The plot is centred on taxi driver John Smith who, for the past 20 years, has led separate lives with two wives. One lives in Wimbledon and the other in Streatham. His teenaged son from one marriage links up over the Internet with his daughter from the other marriage. They find it odd that each has a father with the same name who is 53 years old and a taxi driver. Chaos reigns as Smith comes up with a number of excuses to stop them meeting in person.
Goodrum plays Smith with the assuredness and precision that you might expect from an actor who has taken the role before in both Run for your Wife and Caught in the Net. His telephone impersonation of a Chinese restaurant owner to deceive one of his wives is uproarious.
The finest performance though is from George Telfer as Smith’s close friend and lodger Stanley Gardner. He is roped in to Smith’s deception and concocts increasingly implausible stories to prevent Smith being unveiled as a bigamist. Telfer’s attempts to speak on the phone while wearing a snorkel and his personalised answering service in a supposedly unruly office are hilarious.

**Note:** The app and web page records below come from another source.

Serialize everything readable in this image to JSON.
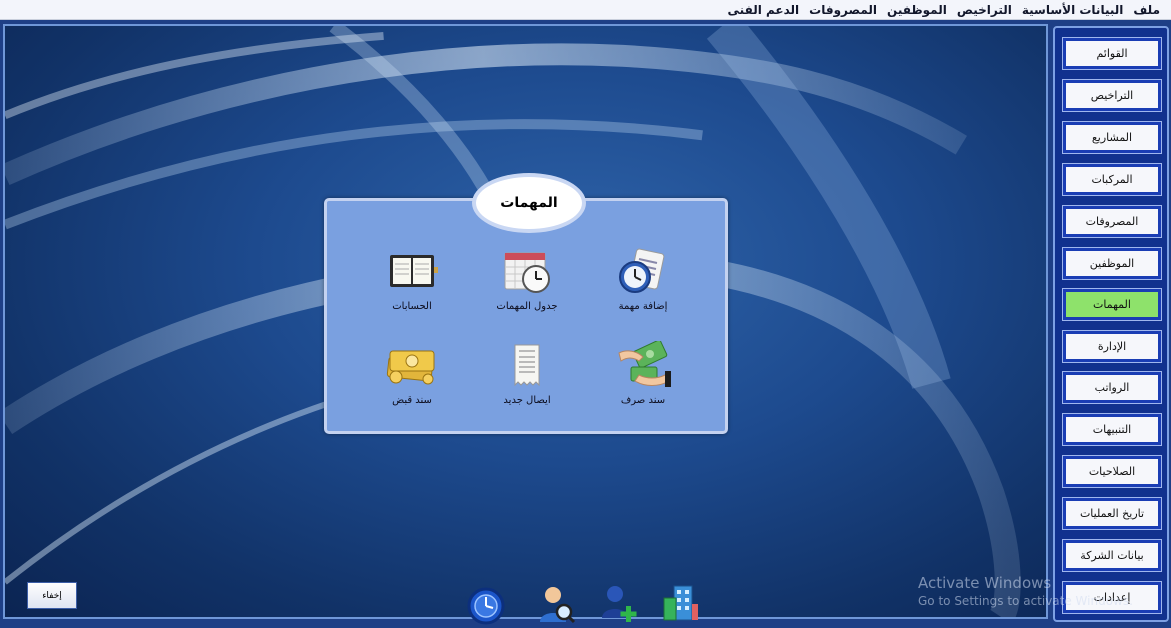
{
  "menu": {
    "items": [
      {
        "label": "ملف"
      },
      {
        "label": "البيانات الأساسية"
      },
      {
        "label": "التراخيص"
      },
      {
        "label": "الموظفين"
      },
      {
        "label": "المصروفات"
      },
      {
        "label": "الدعم الفنى"
      }
    ]
  },
  "sidebar": {
    "items": [
      {
        "label": "القوائم"
      },
      {
        "label": "التراخيص"
      },
      {
        "label": "المشاريع"
      },
      {
        "label": "المركبات"
      },
      {
        "label": "المصروفات"
      },
      {
        "label": "الموظفين"
      },
      {
        "label": "المهمات",
        "active": true
      },
      {
        "label": "الإدارة"
      },
      {
        "label": "الرواتب"
      },
      {
        "label": "التنبيهات"
      },
      {
        "label": "الصلاحيات"
      },
      {
        "label": "تاريخ العمليات"
      },
      {
        "label": "بيانات الشركة"
      },
      {
        "label": "إعدادات"
      }
    ]
  },
  "panel": {
    "title": "المهمات",
    "tiles": [
      {
        "label": "إضافة مهمة",
        "icon": "calendar-clock-icon"
      },
      {
        "label": "جدول المهمات",
        "icon": "schedule-clock-icon"
      },
      {
        "label": "الحسابات",
        "icon": "ledger-book-icon"
      },
      {
        "label": "سند صرف",
        "icon": "money-hands-icon"
      },
      {
        "label": "ايصال جديد",
        "icon": "receipt-icon"
      },
      {
        "label": "سند قبض",
        "icon": "gold-cash-icon"
      }
    ]
  },
  "hide_button": {
    "label": "إخفاء"
  },
  "dock": {
    "icons": [
      "clock-icon",
      "user-search-icon",
      "add-user-icon",
      "building-icon"
    ]
  },
  "watermark": {
    "title": "Activate Windows",
    "subtitle": "Go to Settings to activate Windows."
  },
  "colors": {
    "desktop": "#1d4a8e",
    "sidebar": "#11318e",
    "panel": "#7aa0e0",
    "active_button": "#8ee26b",
    "button_border": "#1a3db4"
  }
}
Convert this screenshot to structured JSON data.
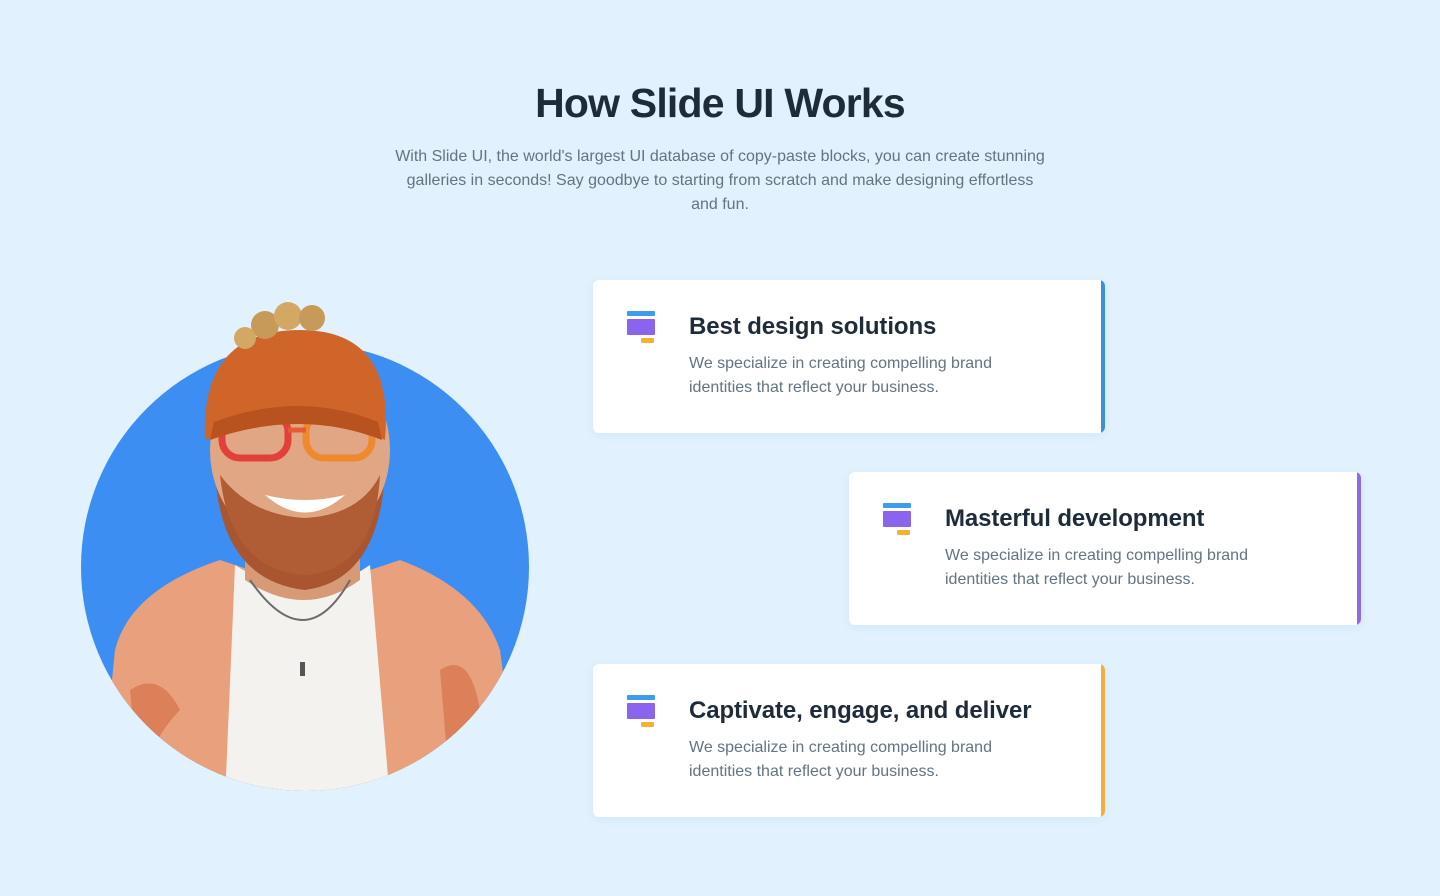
{
  "section": {
    "title": "How Slide UI Works",
    "subtitle": "With Slide UI, the world's largest UI database of copy-paste blocks, you can create stunning galleries in seconds! Say goodbye to starting from scratch and make designing effortless and fun."
  },
  "portrait": {
    "icon": "smiling-man-photo",
    "background_color": "#3d8ef2"
  },
  "features": [
    {
      "title": "Best design solutions",
      "text": "We specialize in creating compelling brand identities that reflect your business.",
      "icon": "layers-icon",
      "accent": "#3f8fd9"
    },
    {
      "title": "Masterful development",
      "text": "We specialize in creating compelling brand identities that reflect your business.",
      "icon": "layers-icon",
      "accent": "#8d6be6"
    },
    {
      "title": "Captivate, engage, and deliver",
      "text": "We specialize in creating compelling brand identities that reflect your business.",
      "icon": "layers-icon",
      "accent": "#f0b03f"
    }
  ]
}
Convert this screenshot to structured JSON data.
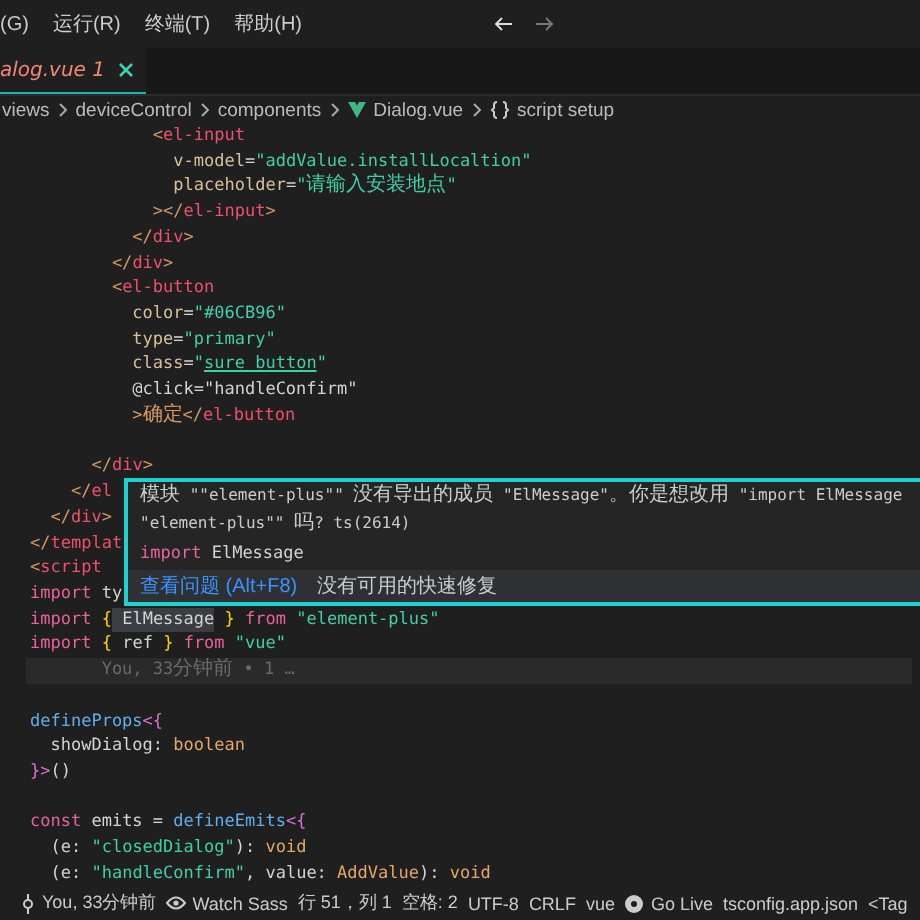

There’s a marvellous cameo from John Lyons as Stanley’s confused dad who thinks one of Smith’s homes is a hotel where he’s been taken for a holiday.
Giving good support as the wives are Susie Hawthorne as the glamorous, more modern Barbara and Susan Earnshaw as cuddly, homely Mary. Both spend a lot of time being locked in one of the seven rooms which lead off the clever set serving as the two homes.
Chris Sheridan as Gavin and Charlotte Chinn as Vicki add to the fun as the youngsters who are unable to fathom out why their father wants to keep them apart.
Caught in the Net was written when the problems of people meeting online were not potentially as dangerous as they are now. Some people may find the play verges on the edge of political incorrectness. But as a farce, it can still be a superb evening’s entertainment if it’s performed well. On the night I saw it, despite a disappointingly small audience, there were more guffaws than giggles.
Reviewer: Steve Orme